But that is what makes these programs and genres fun: the ability to create something so unique that it can’t be done anywhere else. Creative minds love to be challenged, and there’s little more challenging than plopping someone down with a basic, limited application and have them go at it.
The unusual remixes can attract a lot of attention, too. “Out of the blue, on December 18th, I noticed that I was receiving a large number of comments on my cover of The World Revolving. It was blowing up and appearing in peoples’ [YouTube] recommended sections,” said CyanSMP64. They gained a ton of views and follows from the Deltarune remix. “Seeing a video blow up on my channel is like the best feeling ever.”
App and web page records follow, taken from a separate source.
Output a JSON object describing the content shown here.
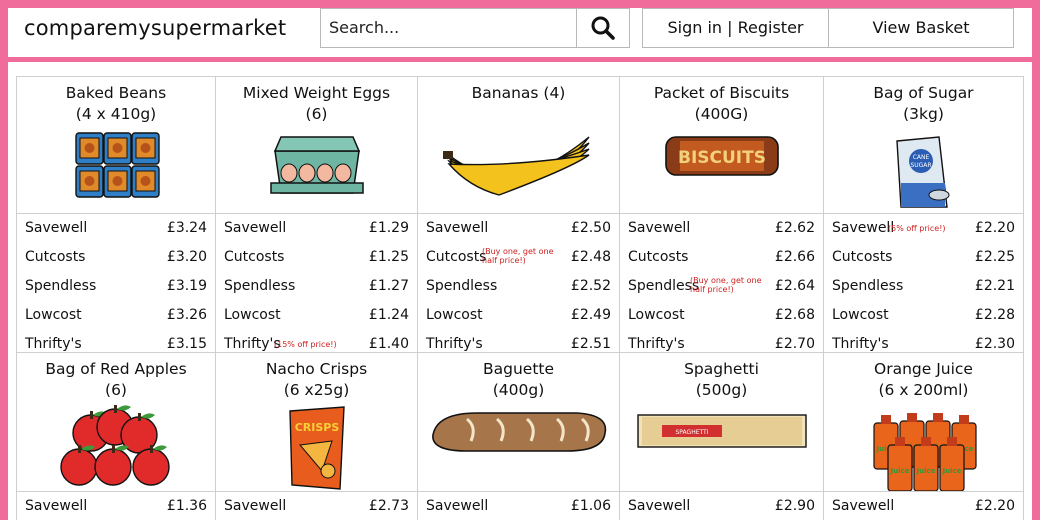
{
  "header": {
    "brand": "comparemysupermarket",
    "search_placeholder": "Search...",
    "sign_in_label": "Sign in | Register",
    "basket_label": "View Basket"
  },
  "products": [
    {
      "title": "Baked Beans\n(4 x 410g)",
      "prices": [
        {
          "store": "Savewell",
          "price": "£3.24",
          "note": ""
        },
        {
          "store": "Cutcosts",
          "price": "£3.20",
          "note": ""
        },
        {
          "store": "Spendless",
          "price": "£3.19",
          "note": ""
        },
        {
          "store": "Lowcost",
          "price": "£3.26",
          "note": ""
        },
        {
          "store": "Thrifty's",
          "price": "£3.15",
          "note": ""
        }
      ]
    },
    {
      "title": "Mixed Weight Eggs\n(6)",
      "prices": [
        {
          "store": "Savewell",
          "price": "£1.29",
          "note": ""
        },
        {
          "store": "Cutcosts",
          "price": "£1.25",
          "note": ""
        },
        {
          "store": "Spendless",
          "price": "£1.27",
          "note": ""
        },
        {
          "store": "Lowcost",
          "price": "£1.24",
          "note": ""
        },
        {
          "store": "Thrifty's",
          "price": "£1.40",
          "note": "(15% off price!)"
        }
      ]
    },
    {
      "title": "Bananas (4)",
      "prices": [
        {
          "store": "Savewell",
          "price": "£2.50",
          "note": ""
        },
        {
          "store": "Cutcosts",
          "price": "£2.48",
          "note": "(Buy one, get one half price!)"
        },
        {
          "store": "Spendless",
          "price": "£2.52",
          "note": ""
        },
        {
          "store": "Lowcost",
          "price": "£2.49",
          "note": ""
        },
        {
          "store": "Thrifty's",
          "price": "£2.51",
          "note": ""
        }
      ]
    },
    {
      "title": "Packet of Biscuits\n(400G)",
      "prices": [
        {
          "store": "Savewell",
          "price": "£2.62",
          "note": ""
        },
        {
          "store": "Cutcosts",
          "price": "£2.66",
          "note": ""
        },
        {
          "store": "Spendless",
          "price": "£2.64",
          "note": "(Buy one, get one half price!)"
        },
        {
          "store": "Lowcost",
          "price": "£2.68",
          "note": ""
        },
        {
          "store": "Thrifty's",
          "price": "£2.70",
          "note": ""
        }
      ]
    },
    {
      "title": "Bag of Sugar\n(3kg)",
      "image_text": "CANE SUGAR",
      "prices": [
        {
          "store": "Savewell",
          "price": "£2.20",
          "note": "(5% off price!)"
        },
        {
          "store": "Cutcosts",
          "price": "£2.25",
          "note": ""
        },
        {
          "store": "Spendless",
          "price": "£2.21",
          "note": ""
        },
        {
          "store": "Lowcost",
          "price": "£2.28",
          "note": ""
        },
        {
          "store": "Thrifty's",
          "price": "£2.30",
          "note": ""
        }
      ]
    },
    {
      "title": "Bag of Red Apples\n(6)",
      "prices": [
        {
          "store": "Savewell",
          "price": "£1.36",
          "note": ""
        }
      ]
    },
    {
      "title": "Nacho Crisps\n(6 x25g)",
      "image_text": "CRISPS",
      "prices": [
        {
          "store": "Savewell",
          "price": "£2.73",
          "note": ""
        }
      ]
    },
    {
      "title": "Baguette\n(400g)",
      "prices": [
        {
          "store": "Savewell",
          "price": "£1.06",
          "note": ""
        }
      ]
    },
    {
      "title": "Spaghetti\n(500g)",
      "image_text": "SPAGHETTI",
      "prices": [
        {
          "store": "Savewell",
          "price": "£2.90",
          "note": ""
        }
      ]
    },
    {
      "title": "Orange Juice\n(6 x 200ml)",
      "image_text": "Juice",
      "prices": [
        {
          "store": "Savewell",
          "price": "£2.20",
          "note": ""
        }
      ]
    }
  ],
  "colors": {
    "accent": "#f06c9b",
    "note": "#cc1f1f",
    "border": "#cfcfcf"
  }
}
CyanSMP64 finds making music in Mario Paint to be a rewarding hobby, but he wants to make music as his future career. “My future goal is to compose music for video games ... and FL Studio is my typical go-to for music production.” Cyan doesn’t have a public portfolio for his non-Mario Paint work yet, but he has no problem with his public output being only from Mario Paint remixes for now.
Even now, the community continues to work in the Discord. Composers post updates almost daily, and collaboration projects are met with excitement from the community. Whether the broader gaming or music communities notice them doesn’t really matter. They’re making these songs for themselves — and for the challenge.